EVERETT, Wash. – Boeing’s 20-year outlook for the airplane market is as sunny as ever, even though some analysts worry about a shift from more profitable wide-body jets to smaller, more economical single-aisle jets.
The way Boeing sees it, a steady rise in commercial air traffic and the start of a new replacement cycle in the 2021-2023 time frame will take care of any glut in the wide-body market. And between now and then, a hefty backlog of orders should bridge the gap, according to Randy Tinseth, vice president of marketing for Boeing Commercial Airplanes.
Tinseth accentuated the positive in Boeing’s latest Current Market Outlook, a 20-year forecast that was released today in connection with the Paris Air Show. He previewed the forecast for reporters earlier this month at Boeing’s Everett plant, on the condition that the information was held back until the show.
This year’s outlook foresees steady upturns for several key indicators, ranging from gross domestic product (up 2.8 percent per year on average) to passenger traffic (up 4.7 percent).
Over the 20 years to come, Boeing expects the airline industry to require 41,030 new airplanes, valued at $6.1 trillion. The Middle East and Asia, and particularly China, are expected to lead the way.
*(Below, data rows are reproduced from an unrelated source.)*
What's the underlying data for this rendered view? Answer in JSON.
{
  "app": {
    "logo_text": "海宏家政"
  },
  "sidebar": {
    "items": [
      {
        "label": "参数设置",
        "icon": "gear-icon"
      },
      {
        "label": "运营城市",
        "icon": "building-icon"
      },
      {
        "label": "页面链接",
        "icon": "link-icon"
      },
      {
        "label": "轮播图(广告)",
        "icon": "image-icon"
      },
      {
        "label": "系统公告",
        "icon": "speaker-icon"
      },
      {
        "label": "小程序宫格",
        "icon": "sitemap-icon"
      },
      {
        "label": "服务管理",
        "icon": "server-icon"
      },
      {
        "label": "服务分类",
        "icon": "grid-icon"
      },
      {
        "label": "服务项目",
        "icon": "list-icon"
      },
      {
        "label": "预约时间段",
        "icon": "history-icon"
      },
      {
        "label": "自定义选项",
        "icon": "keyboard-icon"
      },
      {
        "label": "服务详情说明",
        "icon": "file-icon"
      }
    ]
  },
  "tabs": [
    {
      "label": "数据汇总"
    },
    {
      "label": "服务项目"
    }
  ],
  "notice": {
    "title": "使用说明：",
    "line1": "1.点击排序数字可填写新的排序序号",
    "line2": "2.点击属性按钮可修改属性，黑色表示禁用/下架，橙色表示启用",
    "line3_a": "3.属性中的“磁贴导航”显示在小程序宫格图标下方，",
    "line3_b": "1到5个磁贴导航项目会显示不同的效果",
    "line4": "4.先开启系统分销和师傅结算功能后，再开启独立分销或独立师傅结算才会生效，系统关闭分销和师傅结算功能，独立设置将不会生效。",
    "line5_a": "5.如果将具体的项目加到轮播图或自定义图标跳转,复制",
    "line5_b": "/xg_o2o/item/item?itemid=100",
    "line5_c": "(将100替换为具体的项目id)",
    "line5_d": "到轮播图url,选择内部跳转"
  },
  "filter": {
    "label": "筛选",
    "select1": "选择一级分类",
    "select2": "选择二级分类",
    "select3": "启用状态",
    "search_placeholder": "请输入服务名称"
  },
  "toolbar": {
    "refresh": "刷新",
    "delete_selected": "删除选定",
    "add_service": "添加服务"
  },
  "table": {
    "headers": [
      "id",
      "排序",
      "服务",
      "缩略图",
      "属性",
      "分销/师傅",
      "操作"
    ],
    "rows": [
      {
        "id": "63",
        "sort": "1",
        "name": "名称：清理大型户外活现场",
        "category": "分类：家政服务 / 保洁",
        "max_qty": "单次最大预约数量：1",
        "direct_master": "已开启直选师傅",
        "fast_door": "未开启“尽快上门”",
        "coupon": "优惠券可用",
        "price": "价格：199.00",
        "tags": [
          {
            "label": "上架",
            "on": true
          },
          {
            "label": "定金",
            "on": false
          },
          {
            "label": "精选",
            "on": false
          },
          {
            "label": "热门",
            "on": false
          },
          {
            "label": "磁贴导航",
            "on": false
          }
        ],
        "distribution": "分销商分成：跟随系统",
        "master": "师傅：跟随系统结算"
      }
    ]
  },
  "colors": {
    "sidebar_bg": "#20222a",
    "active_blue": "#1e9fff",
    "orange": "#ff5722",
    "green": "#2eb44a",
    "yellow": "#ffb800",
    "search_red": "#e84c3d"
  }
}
This year’s figure represents an uptick from last year’s estimate of 39,620 new airplanes for 2016-2035.
Tinseth acknowledged that the recent growth in the single-aisle market “truly exceeded our expectations,” and he saw that trend as continuing in the decades ahead.
“There’s no question, the single-aisles create the backbone of the aviation market, not only today but moving forward,” Tinseth said.
Like other analysts, Tinseth expects sales of Boeing 747 passenger jets to fade out – although cargo freighters, VIP jets and the Air Force One deal will keep…